I’m especially looking forward to visiting Richmond. I’ve recorded an album there. It’s really beautiful. I’m very excited to be going back and to have time to really look around.
In spite of her worldwide celebrity, Natalie remains appealingly down to earth. “Maybe some people have the idea that my life is very glamorous, but I love a night in watching a movie in my daggy old tracksuit. Yes, I can frock up and look glamorous if I have to.
“But that’s just one aspect of my work. People don’t have access to all of my life when all they see is photos of me. Some people have a glamorous life all the time, but not me. I’m an Aussie from a small town. You can take the girl out of Australia, but you can’t take Australia out of the girl. We don’t like pretention in Australia!”
She is equally unpretentious when it comes to making grand plans for the future. “I don’t have a set master plan,” Natalie reflects. “As the years go by, I’m more interested in the balance between work and life. I like the simple things in life – I’m not a driven as I was. I like to stay in the moment and take one thing at a time.
“It’s so wonderful not to care that much about the future. More and more for me, it’s about being in the present and not focusing on future events which take you out of enjoying the now. Follow your joy. At the moment for me, that joy is Alan Ayckbourn. I don’t want to put anything else in my head right now. I only have eyes for Things We Do For Love.”
Natalie proceeds to look back on her immensely successful career. “I’ve had a very blessed life. It’s humbling. Maybe that’s why I don’t feel as ambitious as I once was. Increasingly for me, it’s about being peaceful and not just getting on the hamster wheel and running for no reason. Then you never appreciate where you are now.”
She closes by reflecting on how grateful and how happy she is to be starring in Things We Do For Love. Ever self-effacing, Natalie concludes that, “I don’t quite know how I got this job, but I’m going to have a great time regardless. It’s wonderful to be in this company. I feel very privileged.
“I’m having an absolute ball in rehearsals, and I’m so looking forward to performing the play in front of an audience. I just can’t wait!”

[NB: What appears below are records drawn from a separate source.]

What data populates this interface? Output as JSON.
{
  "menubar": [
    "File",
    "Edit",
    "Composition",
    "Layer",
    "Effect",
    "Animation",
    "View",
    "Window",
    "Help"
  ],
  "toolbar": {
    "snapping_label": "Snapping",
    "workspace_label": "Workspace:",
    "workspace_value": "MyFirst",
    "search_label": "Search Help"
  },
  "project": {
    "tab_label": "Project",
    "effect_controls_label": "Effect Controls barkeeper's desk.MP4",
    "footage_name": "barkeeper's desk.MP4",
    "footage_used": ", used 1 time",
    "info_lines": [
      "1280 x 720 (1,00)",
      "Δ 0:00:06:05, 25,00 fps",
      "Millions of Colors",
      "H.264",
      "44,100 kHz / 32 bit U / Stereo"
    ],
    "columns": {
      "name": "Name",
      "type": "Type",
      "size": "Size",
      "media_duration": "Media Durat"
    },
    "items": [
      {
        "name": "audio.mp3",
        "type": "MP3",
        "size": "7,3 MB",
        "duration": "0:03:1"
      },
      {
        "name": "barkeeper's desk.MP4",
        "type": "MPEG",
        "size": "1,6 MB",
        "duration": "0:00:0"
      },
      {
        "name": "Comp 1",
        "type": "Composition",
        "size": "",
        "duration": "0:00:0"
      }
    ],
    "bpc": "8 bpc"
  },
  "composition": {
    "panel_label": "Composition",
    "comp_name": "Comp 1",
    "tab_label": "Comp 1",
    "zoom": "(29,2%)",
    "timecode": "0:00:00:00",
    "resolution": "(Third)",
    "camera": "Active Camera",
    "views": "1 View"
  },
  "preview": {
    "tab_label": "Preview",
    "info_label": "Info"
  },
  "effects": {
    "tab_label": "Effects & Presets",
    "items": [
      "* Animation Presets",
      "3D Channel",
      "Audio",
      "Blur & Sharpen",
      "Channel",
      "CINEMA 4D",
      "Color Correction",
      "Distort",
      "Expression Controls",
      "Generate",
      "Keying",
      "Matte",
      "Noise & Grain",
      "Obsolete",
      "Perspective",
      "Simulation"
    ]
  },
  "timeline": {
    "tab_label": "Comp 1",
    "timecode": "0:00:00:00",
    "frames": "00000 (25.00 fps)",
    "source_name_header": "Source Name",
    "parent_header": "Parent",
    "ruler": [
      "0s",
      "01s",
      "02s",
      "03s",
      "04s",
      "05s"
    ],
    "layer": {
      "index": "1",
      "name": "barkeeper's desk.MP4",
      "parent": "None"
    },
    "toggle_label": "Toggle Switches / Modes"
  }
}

Neither can we!
Interview by James Rampton.
Things We Do For Love is at Richmond Theatre from Mon 19 – Sat 24 May.